_Directions:_
Among the entries below, find all lines that include "Addingwell" and copy them.

Items from a data source
=== Section Start ===

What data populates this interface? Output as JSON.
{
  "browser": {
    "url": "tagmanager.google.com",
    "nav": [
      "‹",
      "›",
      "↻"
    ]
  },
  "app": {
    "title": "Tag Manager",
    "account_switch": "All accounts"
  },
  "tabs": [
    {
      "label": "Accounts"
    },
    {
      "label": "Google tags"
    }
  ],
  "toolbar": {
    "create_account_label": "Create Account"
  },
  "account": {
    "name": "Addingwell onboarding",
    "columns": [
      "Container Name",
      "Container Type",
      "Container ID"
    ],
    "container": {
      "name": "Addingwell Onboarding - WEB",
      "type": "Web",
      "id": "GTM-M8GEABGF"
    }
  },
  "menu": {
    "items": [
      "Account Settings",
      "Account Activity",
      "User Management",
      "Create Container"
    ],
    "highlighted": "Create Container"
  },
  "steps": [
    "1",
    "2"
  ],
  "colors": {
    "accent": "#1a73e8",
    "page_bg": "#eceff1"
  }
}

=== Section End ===

_Reply:_
    "name": "Addingwell onboarding",
      "name": "Addingwell Onboarding - WEB",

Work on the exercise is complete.